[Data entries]
+-------+
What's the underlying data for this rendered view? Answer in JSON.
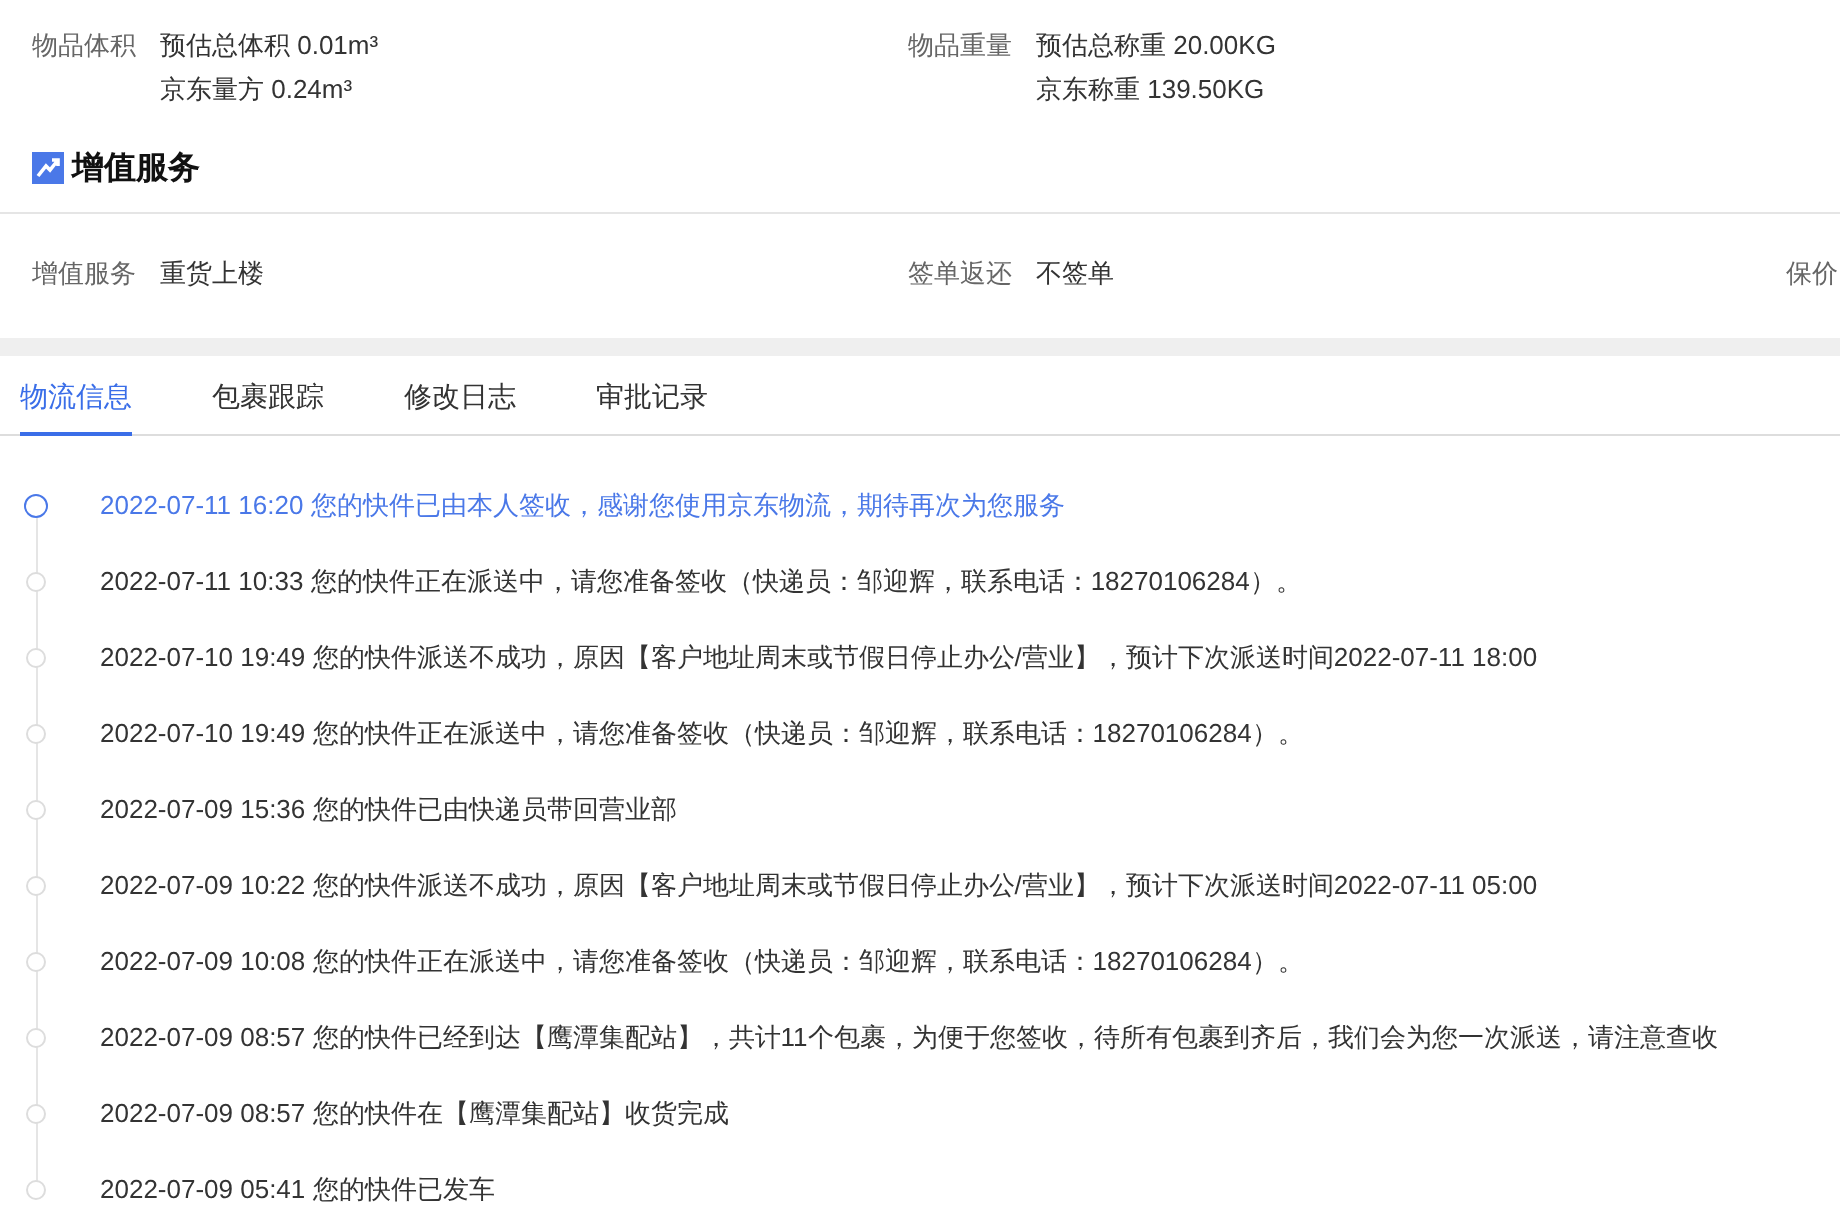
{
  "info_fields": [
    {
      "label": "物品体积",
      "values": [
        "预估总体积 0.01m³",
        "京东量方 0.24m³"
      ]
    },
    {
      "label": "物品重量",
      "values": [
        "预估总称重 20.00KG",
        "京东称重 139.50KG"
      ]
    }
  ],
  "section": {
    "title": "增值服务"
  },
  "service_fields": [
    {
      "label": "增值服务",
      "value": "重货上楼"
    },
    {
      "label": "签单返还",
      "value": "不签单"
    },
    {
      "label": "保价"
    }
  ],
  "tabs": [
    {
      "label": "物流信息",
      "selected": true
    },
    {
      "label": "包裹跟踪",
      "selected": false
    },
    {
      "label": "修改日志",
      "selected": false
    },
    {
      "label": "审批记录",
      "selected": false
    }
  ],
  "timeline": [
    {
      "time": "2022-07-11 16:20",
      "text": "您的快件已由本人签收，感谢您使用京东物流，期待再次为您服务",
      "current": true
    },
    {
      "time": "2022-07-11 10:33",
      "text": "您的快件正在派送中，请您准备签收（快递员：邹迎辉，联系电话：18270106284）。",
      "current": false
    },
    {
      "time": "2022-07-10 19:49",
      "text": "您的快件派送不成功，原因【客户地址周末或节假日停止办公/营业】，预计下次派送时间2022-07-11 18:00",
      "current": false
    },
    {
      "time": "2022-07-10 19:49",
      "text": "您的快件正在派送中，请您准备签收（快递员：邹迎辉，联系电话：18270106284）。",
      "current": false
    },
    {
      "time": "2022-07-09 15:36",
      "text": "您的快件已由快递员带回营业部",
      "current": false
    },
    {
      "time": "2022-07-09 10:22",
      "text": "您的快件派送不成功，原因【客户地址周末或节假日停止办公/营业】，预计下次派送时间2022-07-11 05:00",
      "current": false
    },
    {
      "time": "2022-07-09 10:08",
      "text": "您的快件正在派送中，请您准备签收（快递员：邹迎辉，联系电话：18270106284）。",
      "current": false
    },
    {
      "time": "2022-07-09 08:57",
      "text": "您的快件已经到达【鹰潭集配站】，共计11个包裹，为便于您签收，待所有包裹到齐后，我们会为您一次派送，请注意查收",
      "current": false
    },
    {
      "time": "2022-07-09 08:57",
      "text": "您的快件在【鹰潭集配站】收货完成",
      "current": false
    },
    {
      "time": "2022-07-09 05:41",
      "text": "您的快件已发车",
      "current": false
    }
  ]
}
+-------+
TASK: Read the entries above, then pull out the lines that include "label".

COMPLETED EXERCISE:
      "label": "物品体积",
      "label": "物品重量",
      "label": "增值服务",
      "label": "签单返还",
      "label": "保价"
      "label": "物流信息",
      "label": "包裹跟踪",
      "label": "修改日志",
      "label": "审批记录",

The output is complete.